I’ve never worked that way, and won’t make a habit of it.  My purpose in joining in was to shake loose some bad habits and make myself produce.  Writers often, or usually, write when they don’t feel like it; as I heard someone say years ago, “I don’t like writing but I like having written.”  I don’t imagine building contractors like every part of the actual work, but a finished building is a sight to behold.  So I feel good about the days I managed to reach my (estimated) quota, and not too bad about the days I didn’t.  It was a useful discipline, and I do have something to show for it: about 125 handwritten pages with characters, actions, and lots of words.  Maybe something can come of it. 

And for next November, I’m already thinking about what I’ll do differently.

Don’t Say That!
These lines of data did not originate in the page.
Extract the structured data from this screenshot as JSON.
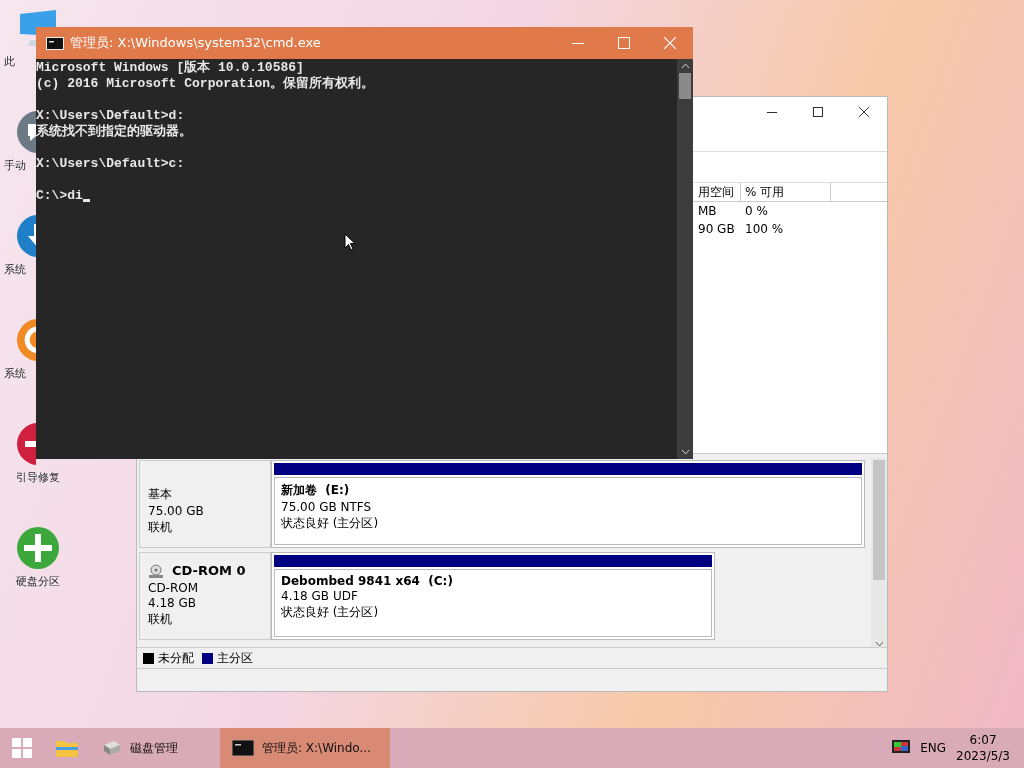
{
  "desktop_icons": [
    {
      "kind": "pc",
      "label": "此"
    },
    {
      "kind": "chat",
      "label": "手动"
    },
    {
      "kind": "download",
      "label": "系统"
    },
    {
      "kind": "backup",
      "label": "系统"
    },
    {
      "kind": "repair",
      "label": "引导修复"
    },
    {
      "kind": "partition",
      "label": "硬盘分区"
    }
  ],
  "disk_management": {
    "table": {
      "columns": [
        "用空间",
        "% 可用"
      ],
      "rows": [
        [
          "MB",
          "0 %"
        ],
        [
          "90 GB",
          "100 %"
        ]
      ]
    },
    "disks": [
      {
        "kind": "disk",
        "info": [
          "基本",
          "75.00 GB",
          "联机"
        ],
        "partition": {
          "name": "新加卷  (E:)",
          "size": "75.00 GB NTFS",
          "status": "状态良好 (主分区)"
        }
      },
      {
        "kind": "cdrom",
        "name": "CD-ROM 0",
        "info": [
          "CD-ROM",
          "4.18 GB",
          "联机"
        ],
        "partition": {
          "name": "Debombed 9841 x64  (C:)",
          "size": "4.18 GB UDF",
          "status": "状态良好 (主分区)"
        }
      }
    ],
    "legend": [
      {
        "label": "未分配",
        "color": "#000000"
      },
      {
        "label": "主分区",
        "color": "#000080"
      }
    ]
  },
  "cmd": {
    "title": "管理员: X:\\Windows\\system32\\cmd.exe",
    "blocks": [
      [
        "Microsoft Windows [版本 10.0.10586]",
        "(c) 2016 Microsoft Corporation。保留所有权利。"
      ],
      [
        "X:\\Users\\Default>d:",
        "系统找不到指定的驱动器。"
      ],
      [
        "X:\\Users\\Default>c:"
      ],
      [
        "C:\\>di"
      ]
    ]
  },
  "taskbar": {
    "items": [
      {
        "kind": "start"
      },
      {
        "kind": "explorer"
      },
      {
        "kind": "disk_app",
        "label": "磁盘管理",
        "selected": false
      },
      {
        "kind": "console_app",
        "label": "管理员: X:\\Windo...",
        "selected": true
      }
    ],
    "tray": {
      "language": "ENG",
      "time": "6:07",
      "date": "2023/5/3"
    }
  }
}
Part Two

November 12, 2010

The Michael L. Prinz Award is given by the American Library Association to a work intended for teenagers “that exemplifies literary excellence in young adult literature.”  Granted that “literary” and “excellence” are relative terms, and YA books have been pushing the limits for years, Tales of the Madman Underground pushes all the way over the cliff in one area: language.  I’ve never read worse.  Ever.  In fact, I’ve never read as bad.  It’s not just vulgarity (the f- word everywhere, s- word less frequent).  An occasional use of some of those words can be effective for certain purposes, and it’s naïve to think that our children will be ruined by seeing them on a page every now and then.  But the author’s use strikes me as gratuitous.  There’s no reason for spreading them like heavy-on-the-mayo on a hamburger which almost disappears in an excess of condiment.

But worse is the profanity.  I have seldom read or heard the name of Jesus dragged through such vile slop, and around the middle of the book I had to stop reading.  I might have missed a climax so shattering and affirming it redeemed all, but . . . nah.  The author has no discernable use except as some sort of shock value.  His character is contemptuous of “churchies” throughout, so it may be personal.  More likely, it’s just contemptuous.

Of course I could read worse language–in books for adults.  This is a book for teens (and actually, kids gravitate toward YA at the age of eleven or twelve).  More than that–an honored book for teens.  There’s a silver sticker on it (designating a sort of runner-up to the actual Prinz award), making it more likely to show up in junior high and high school libraries.  Heeeey, kids!

In my opinion, this is irresponsible.  I can guess at the award committee’s logic: kids these days, so much to deal with.  Busy parents, unnecessary wars, evil Republicans, religious nuttery, pressure to conform–how do we help them?  Do we try to refine their tastes a bit, elevate their sight, given them a glimpse of real nobility, something to strive for (which sounds awfully patronizing but used to be the meaning of education)?  Or do we pimp a noble soul in sneakers who talks like Tony Soprano?

The protagonist actually is a noble soul: long-suffering towards his crazy mom, hard-working, loyal, and generous.  It’s just hard to see how he got that way.  Getting that way doesn’t come easy for most of us.  We need help, we need aspirations.  The starred reviews of Madman dismiss the language, as though it were incidental.  But language is not incidental; language is what literature is made of, and literature is the art of shaping words to thoughts and emotions, educating mind and heart.  An overuse of shock words deadens sensitivity to them, and perhaps sensitivity in general.  How many times do you have to be hit in the face until you don’t feel it?